The Hindu Bania worships all main Hindu gods and goddesses like Shiva (Destroyer), Parvati (his wife), Vishnu (Preserver), Krishna, Rama, Durga (a militant goddess) and Hanuman (the monkey god who wards off evil spirits and danger). Lakshmi (goddess of wealth and prosperity; Vishnu’s wife) is held in special reverence and so is Ganesh or Ganpati (elephant-headed god of good luck and remover of obstacles; Shiva’s son). These deities are prominently displayed and worshiped in their work places and homes. On the festival of Diwali (festival of lamps) the Bania close their old account books and open new ledgers which they dedicate and adorn with Ganesh’s image and an invocation to him on the front page. A silver or gold rupee is worshipped as an emblem of Lakshmi.

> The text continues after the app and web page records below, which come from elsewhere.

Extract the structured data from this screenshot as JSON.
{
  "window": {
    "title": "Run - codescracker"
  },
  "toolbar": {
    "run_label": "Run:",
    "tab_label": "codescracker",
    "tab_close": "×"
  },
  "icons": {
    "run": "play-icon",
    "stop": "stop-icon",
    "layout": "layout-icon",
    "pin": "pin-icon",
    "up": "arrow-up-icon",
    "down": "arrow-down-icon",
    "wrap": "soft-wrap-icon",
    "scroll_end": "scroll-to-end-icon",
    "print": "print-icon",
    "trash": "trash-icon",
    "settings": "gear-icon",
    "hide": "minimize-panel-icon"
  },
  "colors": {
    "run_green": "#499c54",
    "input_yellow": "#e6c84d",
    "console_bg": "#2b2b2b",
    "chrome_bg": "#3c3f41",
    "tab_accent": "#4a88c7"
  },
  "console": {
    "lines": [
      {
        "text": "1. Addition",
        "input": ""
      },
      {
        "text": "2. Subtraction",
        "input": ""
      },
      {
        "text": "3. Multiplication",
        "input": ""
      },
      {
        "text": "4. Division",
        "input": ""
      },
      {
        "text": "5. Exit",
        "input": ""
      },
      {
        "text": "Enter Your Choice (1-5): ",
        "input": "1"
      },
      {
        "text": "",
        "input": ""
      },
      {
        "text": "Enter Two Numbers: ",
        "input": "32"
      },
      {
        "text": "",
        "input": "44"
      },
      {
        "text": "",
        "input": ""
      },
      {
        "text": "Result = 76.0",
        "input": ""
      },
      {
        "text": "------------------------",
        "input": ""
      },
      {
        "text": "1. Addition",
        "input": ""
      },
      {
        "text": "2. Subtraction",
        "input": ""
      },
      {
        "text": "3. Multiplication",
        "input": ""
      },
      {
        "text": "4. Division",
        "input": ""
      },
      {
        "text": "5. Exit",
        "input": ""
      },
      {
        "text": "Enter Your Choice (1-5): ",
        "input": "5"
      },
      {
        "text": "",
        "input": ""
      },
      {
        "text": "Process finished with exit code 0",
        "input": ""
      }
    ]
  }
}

Village and regional deities include Khera Devta in Haryana and Kalka Devi in Delhi and Vaishno Devi near Jammu. The Bania celebrate all major Hindu festivals like Diwali, Holi (festival of colour), Janamashtami (Krishna’s birthday), Dussehra, Ramnavmi (Rama’s birthday), Maha Sivaratri (great night of Shiva) and others. The Bania like to gamble on Diwali as an omen of good luck. No money is loaned on this day. The Jain Bania celebrates Mahavir Jayanti (birthday of Mahavir, the founder of Jainism), while Sikh Bania’s observe Guruparbs (birthdays of their Gurus) and harvest and spring festivals like Lohri and Baisakhi.
The Bania cremate their dead and the ashes are immersed in a river, preferably the sacred Ganges at Haridwar. Brahman priests perform all religious rituals for births, marriages and death. Specific periods of birth and death pollution are observed. Ancestor worship is prevalent. The main centers of pilgrimage are Haridwar, Varanasi, Allahabad, Gangotri .(source of the Ganges) and Badrinath.